A humanoid robot with a head, hands and feet and wearing stylish red sneakers boarded a flight for Germany at Los Angeles International Airport on Monday, becoming what was billed as the first robot traveling as a paid passenger on an airline. The robot, named Athena, created a scene at the Tom Bradley International Terminal as she was pushed in a wheelchair up to the Lufthansa counter to pick up her ticket to Frankfurt. Built by the Salt Lake City engineering and robotics company Sarcos, Athena was purchased by Germany’s Max Planck Society, which is trying to make her perform tasks too dangerous for humans, like cleanup after the Fukushima nuclear disaster.
We don’t want humans to go there and sacrifice their lives. I would like to have a robot achieve the same task, such as opening up doors and cleaning up.
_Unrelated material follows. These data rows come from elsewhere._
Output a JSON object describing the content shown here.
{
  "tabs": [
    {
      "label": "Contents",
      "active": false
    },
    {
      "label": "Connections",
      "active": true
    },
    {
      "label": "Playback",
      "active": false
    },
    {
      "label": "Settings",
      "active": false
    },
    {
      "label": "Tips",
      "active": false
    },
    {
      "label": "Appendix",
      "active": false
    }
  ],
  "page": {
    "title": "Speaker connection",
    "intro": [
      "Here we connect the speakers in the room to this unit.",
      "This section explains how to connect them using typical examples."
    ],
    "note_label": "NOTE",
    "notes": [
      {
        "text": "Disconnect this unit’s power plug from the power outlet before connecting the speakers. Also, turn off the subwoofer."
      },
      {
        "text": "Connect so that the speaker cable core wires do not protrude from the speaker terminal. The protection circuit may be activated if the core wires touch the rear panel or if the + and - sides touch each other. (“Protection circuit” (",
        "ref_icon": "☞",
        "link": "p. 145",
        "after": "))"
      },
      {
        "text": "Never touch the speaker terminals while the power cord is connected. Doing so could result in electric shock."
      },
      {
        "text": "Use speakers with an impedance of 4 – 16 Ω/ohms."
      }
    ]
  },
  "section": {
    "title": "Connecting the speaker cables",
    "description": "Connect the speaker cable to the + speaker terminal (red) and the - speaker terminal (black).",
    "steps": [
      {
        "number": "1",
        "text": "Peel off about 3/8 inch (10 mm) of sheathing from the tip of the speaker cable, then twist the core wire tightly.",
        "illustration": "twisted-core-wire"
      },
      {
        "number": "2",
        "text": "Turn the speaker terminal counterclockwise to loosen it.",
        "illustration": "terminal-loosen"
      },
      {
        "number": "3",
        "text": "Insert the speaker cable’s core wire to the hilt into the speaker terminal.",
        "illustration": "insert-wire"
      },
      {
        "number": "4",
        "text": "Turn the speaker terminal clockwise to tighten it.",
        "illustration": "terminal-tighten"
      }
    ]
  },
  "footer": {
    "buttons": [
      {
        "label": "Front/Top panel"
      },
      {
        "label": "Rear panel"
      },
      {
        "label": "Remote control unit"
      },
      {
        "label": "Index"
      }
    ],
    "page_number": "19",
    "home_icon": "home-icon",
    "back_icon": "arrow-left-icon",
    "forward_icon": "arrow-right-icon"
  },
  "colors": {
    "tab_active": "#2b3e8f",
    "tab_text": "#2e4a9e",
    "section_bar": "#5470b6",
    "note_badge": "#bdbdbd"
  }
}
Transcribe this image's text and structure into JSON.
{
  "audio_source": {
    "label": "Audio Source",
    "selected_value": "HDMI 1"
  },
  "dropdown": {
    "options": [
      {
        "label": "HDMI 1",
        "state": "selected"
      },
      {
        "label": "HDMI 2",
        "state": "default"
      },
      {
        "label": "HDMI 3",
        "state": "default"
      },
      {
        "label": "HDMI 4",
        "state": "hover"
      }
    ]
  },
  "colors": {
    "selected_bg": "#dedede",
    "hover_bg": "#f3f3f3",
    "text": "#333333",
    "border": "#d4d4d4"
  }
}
Max Planck doctoral student Alexander Herzog
Athena got an economy ticket but enjoyed special treatment - she skipped the regular metal detector and instead got a special pat down treatment. And she skipped the queues at boarding and was pushed in a wheelchair on to the plane - that’s because the software to move her legs are still in the works. Athena could have been shipped in a big box like any other electronic gear, but the scientists wanted to see how humans responded to a robot sitting in a plane. Plus, Herzog said, “It’s cheaper to get a seat.”